The government has announced plans for the the 200-person ferries to be built for Auckland Transport's inner and mid-harbour services, for launch in 2024.

But it is unclear whether they will mean cheaper trips for passengers.

The government is providing a $27 million funding grant to cover about 75 percent of the construction cost for the ferries, which will be owned by Auckland transport.

Minister of Energy and Resources Megan Woods said the current diesel ferries made up about 20 percent of the city's public transport emissions.

"These electric ferries promise to dramatically reduce greenhouse gas emissions, with each electric ferry displacing approximately 1000 tonnes of carbon emissions annually," she said.

"This project will be a major boost to the rapidly developing maritime clean technology sector in New Zealand, and will further upskill the maritime transport sector in New Zealand."

But the new vessels were no guarantee of competition on the water.

"Part of the project will be working through the operations model. And obviously Fullers are part of the picture in there," she told Checkpoint.

Ferry operator Fullers runs most harbour services in Auckland.

Recently, Minister of Transport Michael Wood said he was "hacked off" at the company for moving slowly to provide discounted fares in line with the government's half-price public transport scheme.

"Obviously Fullers has expertise in ferry operation. But like any of these things, we need to make sure that we're getting a good model being set up, because a big part of this project is also the research element. Not only how to build the boats and how they operate in New Zealand, but how to make them work from a business perspective as well," Woods said.

"As to how and who will operate it, it hasn't been decided.

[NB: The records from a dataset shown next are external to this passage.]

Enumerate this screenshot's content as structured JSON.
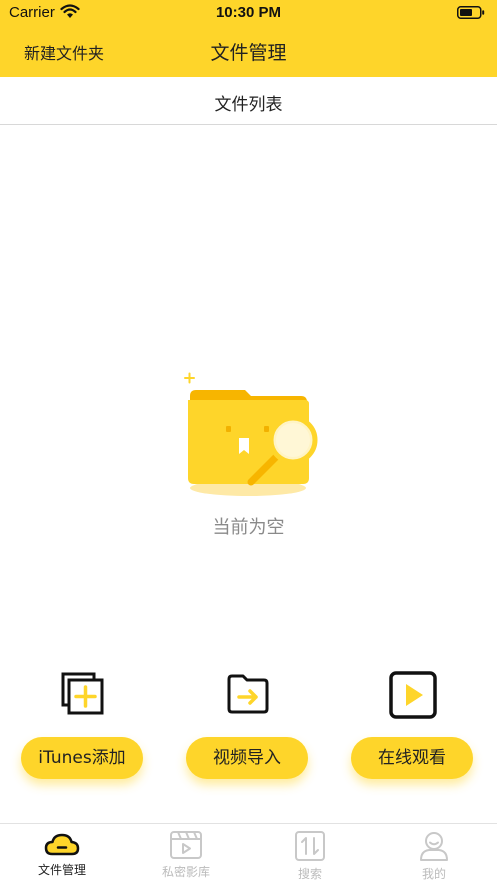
{
  "status_bar": {
    "carrier": "Carrier",
    "time": "10:30 PM"
  },
  "nav": {
    "left_button": "新建文件夹",
    "title": "文件管理"
  },
  "subheader": {
    "label": "文件列表"
  },
  "empty_state": {
    "text": "当前为空"
  },
  "actions": [
    {
      "label": "iTunes添加",
      "icon": "copy-add-icon"
    },
    {
      "label": "视频导入",
      "icon": "folder-import-icon"
    },
    {
      "label": "在线观看",
      "icon": "play-box-icon"
    }
  ],
  "tabs": [
    {
      "label": "文件管理",
      "icon": "cloud-icon",
      "active": true
    },
    {
      "label": "私密影库",
      "icon": "video-library-icon"
    },
    {
      "label": "搜索",
      "icon": "sort-arrows-icon"
    },
    {
      "label": "我的",
      "icon": "user-icon"
    }
  ],
  "colors": {
    "accent": "#FED52A",
    "inactive": "#BBBBBB",
    "text": "#222222"
  }
}
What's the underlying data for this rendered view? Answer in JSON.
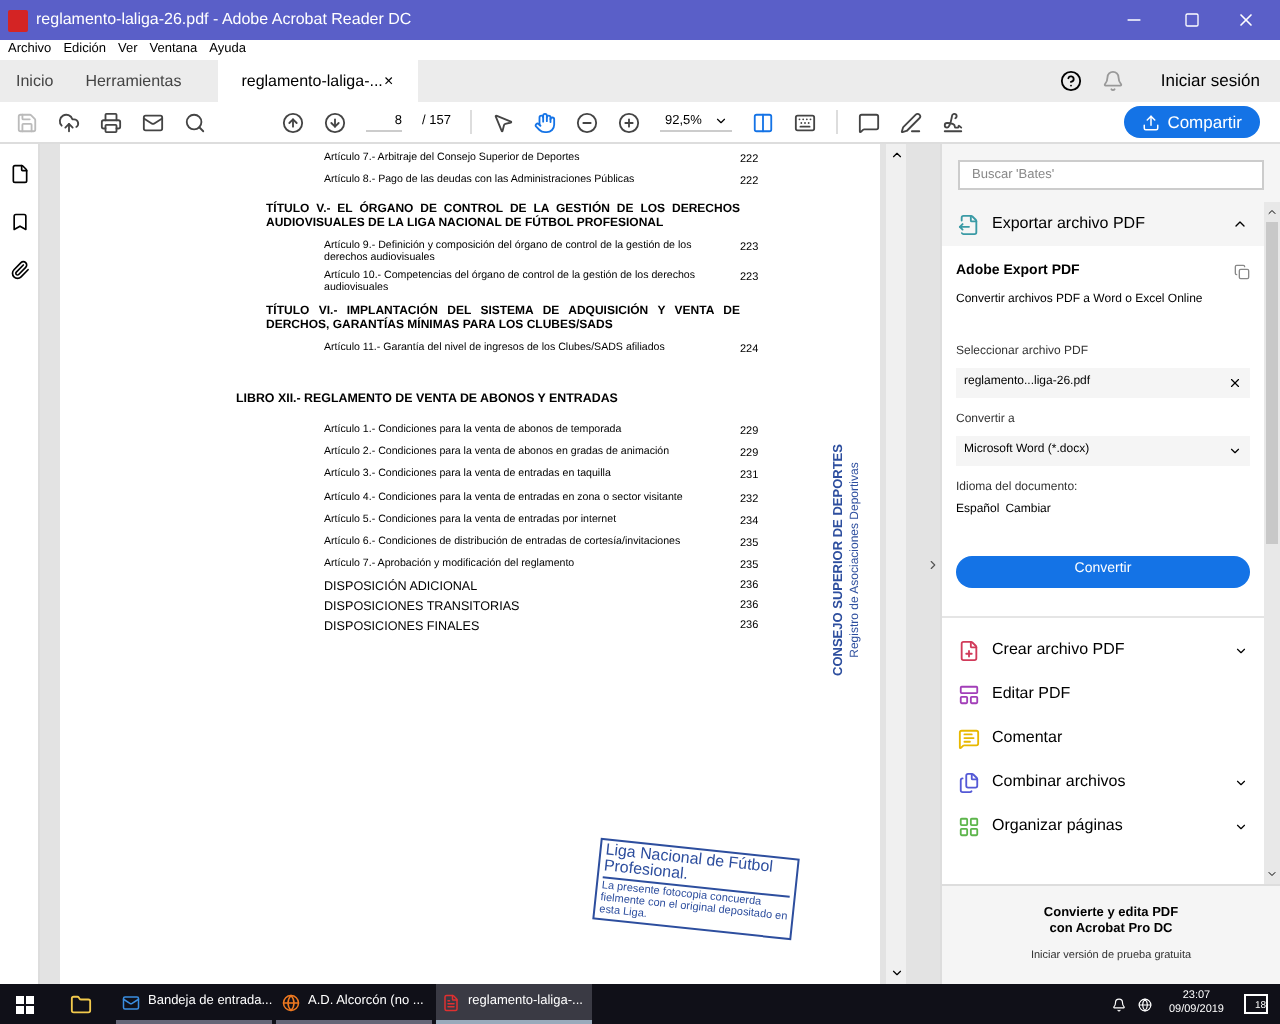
{
  "window": {
    "title": "reglamento-laliga-26.pdf - Adobe Acrobat Reader DC"
  },
  "menu": [
    "Archivo",
    "Edición",
    "Ver",
    "Ventana",
    "Ayuda"
  ],
  "tabs": [
    {
      "label": "Inicio",
      "selected": false,
      "kind": "nav"
    },
    {
      "label": "Herramientas",
      "selected": false,
      "kind": "nav"
    },
    {
      "label": "reglamento-laliga-...",
      "selected": true,
      "kind": "document",
      "close": "×"
    }
  ],
  "account": {
    "sign_in": "Iniciar sesión"
  },
  "toolbar": {
    "page": "8",
    "page_total": "/ 157",
    "zoom": "92,5%",
    "share": "Compartir"
  },
  "document": {
    "entries": [
      {
        "kind": "article",
        "text": "Artículo 7.- Arbitraje del Consejo Superior de Deportes",
        "page": "222"
      },
      {
        "kind": "article",
        "text": "Artículo 8.- Pago de las deudas con las Administraciones Públicas",
        "page": "222"
      },
      {
        "kind": "title",
        "text": "TÍTULO V.- EL ÓRGANO DE CONTROL DE LA GESTIÓN DE LOS DERECHOS AUDIOVISUALES DE LA LIGA NACIONAL DE FÚTBOL PROFESIONAL"
      },
      {
        "kind": "article",
        "text": "Artículo 9.- Definición y composición del órgano de control de la gestión de los derechos audiovisuales",
        "page": "223"
      },
      {
        "kind": "article",
        "text": "Artículo 10.- Competencias del órgano de control de la gestión de los derechos audiovisuales",
        "page": "223"
      },
      {
        "kind": "title",
        "text": "TÍTULO VI.- IMPLANTACIÓN DEL SISTEMA DE ADQUISICIÓN Y VENTA DE DERCHOS, GARANTÍAS MÍNIMAS PARA LOS CLUBES/SADS"
      },
      {
        "kind": "article",
        "text": "Artículo 11.- Garantía del nivel de ingresos de los Clubes/SADS afiliados",
        "page": "224"
      },
      {
        "kind": "part",
        "text": "LIBRO XII.- REGLAMENTO DE VENTA DE ABONOS Y ENTRADAS"
      },
      {
        "kind": "article",
        "text": "Artículo 1.- Condiciones para la venta de abonos de temporada",
        "page": "229"
      },
      {
        "kind": "article",
        "text": "Artículo 2.- Condiciones para la venta de abonos en gradas de animación",
        "page": "229"
      },
      {
        "kind": "article",
        "text": "Artículo 3.- Condiciones para la venta de entradas en taquilla",
        "page": "231"
      },
      {
        "kind": "article",
        "text": "Artículo 4.- Condiciones para la venta de entradas en zona o sector visitante",
        "page": "232"
      },
      {
        "kind": "article",
        "text": "Artículo 5.- Condiciones para la venta de entradas por internet",
        "page": "234"
      },
      {
        "kind": "article",
        "text": "Artículo 6.- Condiciones de distribución de entradas de cortesía/invitaciones",
        "page": "235"
      },
      {
        "kind": "article",
        "text": "Artículo 7.- Aprobación y modificación del reglamento",
        "page": "235"
      },
      {
        "kind": "disposition",
        "text": "DISPOSICIÓN ADICIONAL",
        "page": "236"
      },
      {
        "kind": "disposition",
        "text": "DISPOSICIONES TRANSITORIAS",
        "page": "236"
      },
      {
        "kind": "disposition",
        "text": "DISPOSICIONES FINALES",
        "page": "236"
      }
    ],
    "registry_stamp": {
      "line1": "CONSEJO SUPERIOR DE DEPORTES",
      "line2": "Registro de Asociaciones Deportivas"
    },
    "league_stamp": {
      "title": "Liga Nacional de Fútbol Profesional.",
      "note": "La presente fotocopia concuerda fielmente con el original depositado en esta Liga."
    }
  },
  "right_panel": {
    "search": {
      "placeholder": "Buscar 'Bates'"
    },
    "export": {
      "header": "Exportar archivo PDF",
      "expanded": true,
      "card_title": "Adobe Export PDF",
      "description": "Convertir archivos PDF a Word o Excel Online",
      "select_label": "Seleccionar archivo PDF",
      "file": "reglamento...liga-26.pdf",
      "convert_label": "Convertir a",
      "format": "Microsoft Word (*.docx)",
      "language_label": "Idioma del documento:",
      "language": "Español",
      "change_link": "Cambiar",
      "button": "Convertir"
    },
    "tools": [
      {
        "kind": "create",
        "label": "Crear archivo PDF",
        "expandable": true
      },
      {
        "kind": "edit",
        "label": "Editar PDF",
        "expandable": false
      },
      {
        "kind": "comment",
        "label": "Comentar",
        "expandable": false
      },
      {
        "kind": "combine",
        "label": "Combinar archivos",
        "expandable": true
      },
      {
        "kind": "organize",
        "label": "Organizar páginas",
        "expandable": true
      }
    ],
    "promo": {
      "line1": "Convierte y edita PDF",
      "line2": "con Acrobat Pro DC",
      "link": "Iniciar versión de prueba gratuita"
    }
  },
  "taskbar": {
    "apps": [
      {
        "kind": "mail",
        "label": "Bandeja de entrada...",
        "selected": false
      },
      {
        "kind": "browser",
        "label": "A.D. Alcorcón (no ...",
        "selected": false
      },
      {
        "kind": "pdf",
        "label": "reglamento-laliga-...",
        "selected": true
      }
    ],
    "time": "23:07",
    "date": "09/09/2019",
    "notifications": "18"
  }
}
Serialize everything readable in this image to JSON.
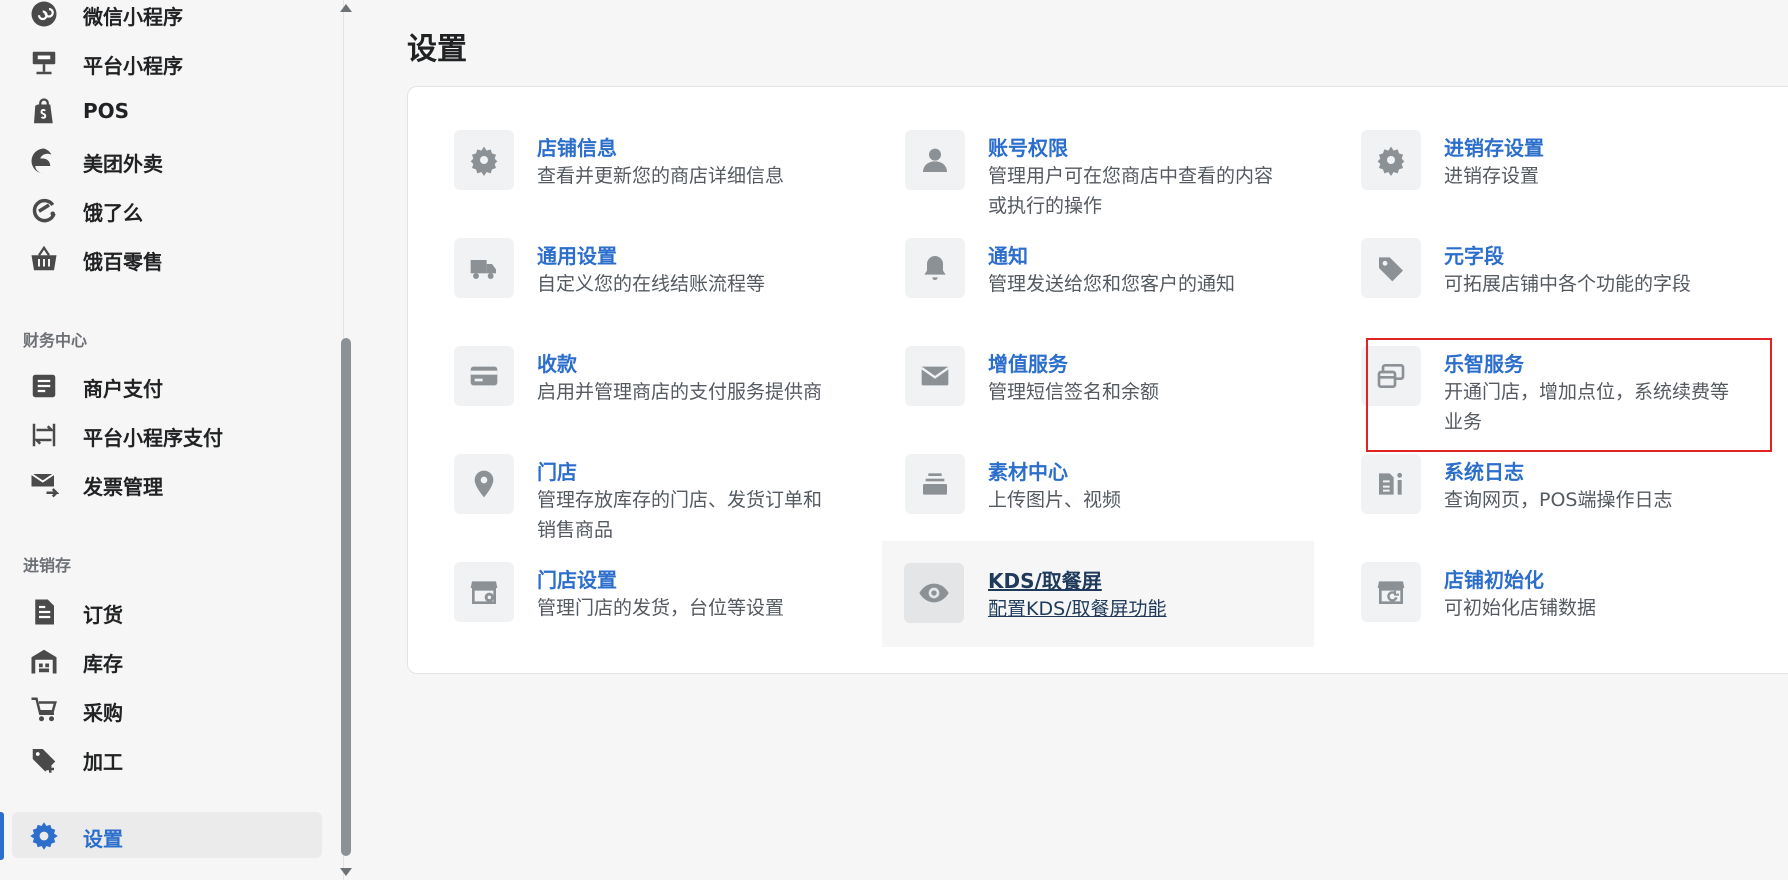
{
  "sidebar": {
    "items": [
      {
        "label": "微信小程序",
        "icon": "wechat-mini-program-icon"
      },
      {
        "label": "平台小程序",
        "icon": "platform-mini-program-icon"
      },
      {
        "label": "POS",
        "icon": "pos-bag-icon"
      },
      {
        "label": "美团外卖",
        "icon": "meituan-icon"
      },
      {
        "label": "饿了么",
        "icon": "eleme-icon"
      },
      {
        "label": "饿百零售",
        "icon": "basket-icon"
      }
    ],
    "finance_title": "财务中心",
    "finance_items": [
      {
        "label": "商户支付",
        "icon": "document-icon"
      },
      {
        "label": "平台小程序支付",
        "icon": "transfer-icon"
      },
      {
        "label": "发票管理",
        "icon": "mail-send-icon"
      }
    ],
    "inventory_title": "进销存",
    "inventory_items": [
      {
        "label": "订货",
        "icon": "file-icon"
      },
      {
        "label": "库存",
        "icon": "warehouse-icon"
      },
      {
        "label": "采购",
        "icon": "cart-icon"
      },
      {
        "label": "加工",
        "icon": "tag-plus-icon"
      }
    ],
    "settings_item": {
      "label": "设置",
      "icon": "gear-icon"
    }
  },
  "main": {
    "title": "设置",
    "settings": [
      {
        "title": "店铺信息",
        "desc": "查看并更新您的商店详细信息",
        "icon": "store-gear-icon"
      },
      {
        "title": "账号权限",
        "desc": "管理用户可在您商店中查看的内容或执行的操作",
        "icon": "user-icon"
      },
      {
        "title": "进销存设置",
        "desc": "进销存设置",
        "icon": "gear-icon"
      },
      {
        "title": "通用设置",
        "desc": "自定义您的在线结账流程等",
        "icon": "truck-icon"
      },
      {
        "title": "通知",
        "desc": "管理发送给您和您客户的通知",
        "icon": "bell-icon"
      },
      {
        "title": "元字段",
        "desc": "可拓展店铺中各个功能的字段",
        "icon": "tag-icon"
      },
      {
        "title": "收款",
        "desc": "启用并管理商店的支付服务提供商",
        "icon": "credit-card-icon"
      },
      {
        "title": "增值服务",
        "desc": "管理短信签名和余额",
        "icon": "envelope-icon"
      },
      {
        "title": "乐智服务",
        "desc": "开通门店，增加点位，系统续费等业务",
        "icon": "cards-icon"
      },
      {
        "title": "门店",
        "desc": "管理存放库存的门店、发货订单和销售商品",
        "icon": "location-icon"
      },
      {
        "title": "素材中心",
        "desc": "上传图片、视频",
        "icon": "stack-icon"
      },
      {
        "title": "系统日志",
        "desc": "查询网页，POS端操作日志",
        "icon": "log-icon"
      },
      {
        "title": "门店设置",
        "desc": "管理门店的发货，台位等设置",
        "icon": "store-settings-icon"
      },
      {
        "title": "KDS/取餐屏",
        "desc": "配置KDS/取餐屏功能",
        "icon": "eye-icon"
      },
      {
        "title": "店铺初始化",
        "desc": "可初始化店铺数据",
        "icon": "store-reset-icon"
      }
    ]
  },
  "colors": {
    "accent": "#2c6ecb",
    "highlight": "#e02424"
  }
}
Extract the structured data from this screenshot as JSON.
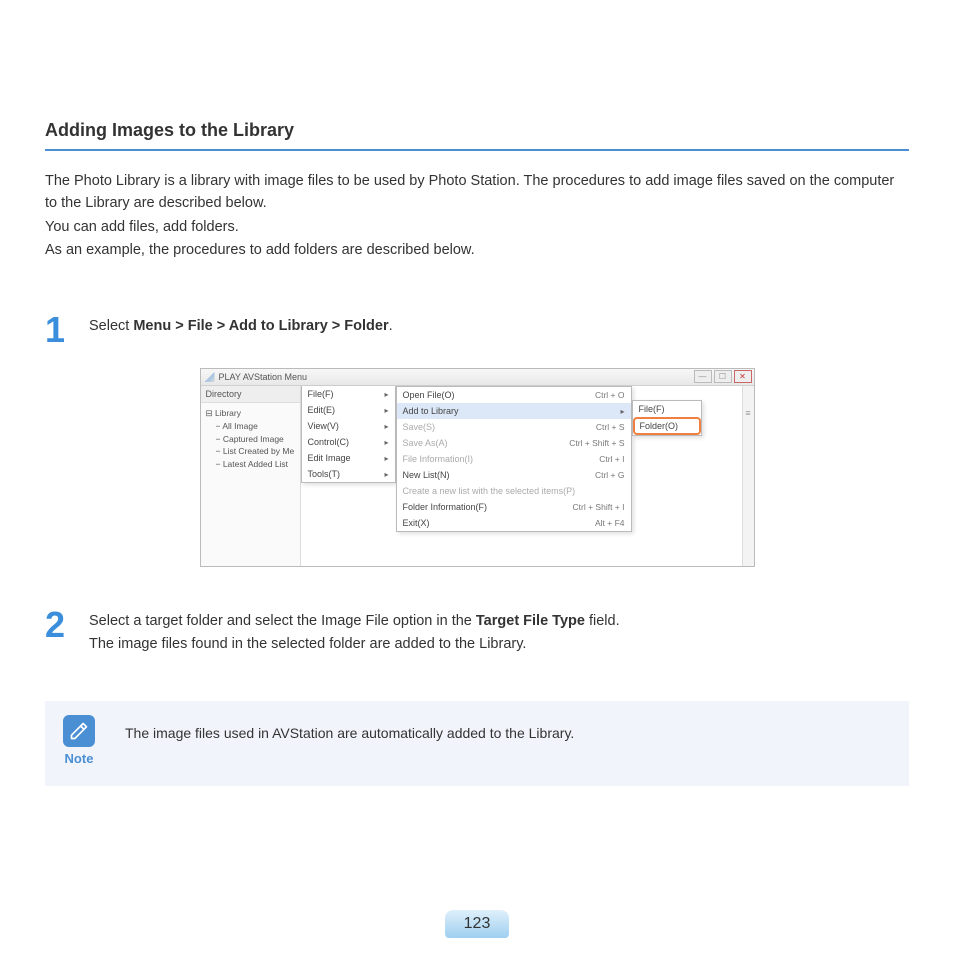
{
  "heading": "Adding Images to the Library",
  "intro": {
    "p1": "The Photo Library is a library with image files to be used by Photo Station. The procedures to add image files saved on the computer to the Library are described below.",
    "p2": "You can add files, add folders.",
    "p3": "As an example, the procedures to add folders are described below."
  },
  "step1": {
    "num": "1",
    "prefix": "Select ",
    "bold": "Menu > File > Add to Library > Folder",
    "suffix": "."
  },
  "step2": {
    "num": "2",
    "line1a": "Select a target folder and select the Image File option in the ",
    "line1b": "Target File Type",
    "line1c": " field.",
    "line2": "The image files found in the selected folder are added to the Library."
  },
  "screenshot": {
    "window_title": "PLAY AVStation  Menu",
    "sidebar_header": "Directory",
    "tree": {
      "root": "Library",
      "items": [
        "All Image",
        "Captured Image",
        "List Created by Me",
        "Latest Added List"
      ]
    },
    "menu1": [
      "File(F)",
      "Edit(E)",
      "View(V)",
      "Control(C)",
      "Edit Image",
      "Tools(T)"
    ],
    "menu2": [
      {
        "label": "Open File(O)",
        "sc": "Ctrl + O"
      },
      {
        "label": "Add to Library",
        "sc": "",
        "arrow": true,
        "hl": true
      },
      {
        "label": "Save(S)",
        "sc": "Ctrl + S",
        "disabled": true
      },
      {
        "label": "Save As(A)",
        "sc": "Ctrl + Shift + S",
        "disabled": true
      },
      {
        "label": "File Information(I)",
        "sc": "Ctrl + I",
        "disabled": true
      },
      {
        "label": "New List(N)",
        "sc": "Ctrl + G"
      },
      {
        "label": "Create a new list with the selected items(P)",
        "sc": "",
        "disabled": true
      },
      {
        "label": "Folder Information(F)",
        "sc": "Ctrl + Shift + I"
      },
      {
        "label": "Exit(X)",
        "sc": "Alt + F4"
      }
    ],
    "menu3": [
      {
        "label": "File(F)"
      },
      {
        "label": "Folder(O)",
        "hl": true
      }
    ]
  },
  "note": {
    "label": "Note",
    "text": "The image files used in AVStation are automatically added to the Library."
  },
  "page_number": "123"
}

"I'm not saying I want Fullers to run it. What I'm saying is I want us to, as part of what we're doing here, work through what is the best model for passengers. What is going to get more people out of their cars, onto public transport and using efficient public transport."

Woods could not guarantee fares would be cheaper on the new ferries.

"That's part of what the research will be, about how to make things work from a business perspective. You'd have to say that, yes, having a vessel that doesn't run on fossil fuels - that are only going to get more and more expensive - is going to be better for passengers over the long run.

"But working out those business models is a big part of what this project is about as well."

Woods said she would not expect fares would be more than on the existing diesel ferries.

"Diesel is an incredibly expensive fuel … compare that to electricity, a much cheaper way of operating. But as I said, a big part of what we're doing here is working through what the business model for the operation of the ferries looks like as well.

"Our aim is to not make more expensive public transport. So my assumption would be that they will be cheaper because we want more people to be using public transport and we know reliability and cost are important parts of getting people onto public transport."

The electric ferries have a range of 40km, so they will be able to travel the approximately 30km distance to Waiheke. Woods did not have a figure on how long it would take to recharge the vessel, but said the charging infrastructure is being worked through with Vector.

"In terms of the infrastructure … it will need to be in a way that can turn around the ferry quickly."

Woods said the two-year boat-building process is bringing together a lot of expertise from different local companies.

"This isn't simply going offshore and buying a ferry that's made elsewhere. This is using New Zealand maritime expertise to make boats that are ripe for our conditions."

The vessels will be constructed from carbon fibre and have a top speed of 25 knots - on par with the diesel ferries.

They will be made by Auckland boat builders McMullen and Wing with propulsion and control technology from the company Hamilton Jet.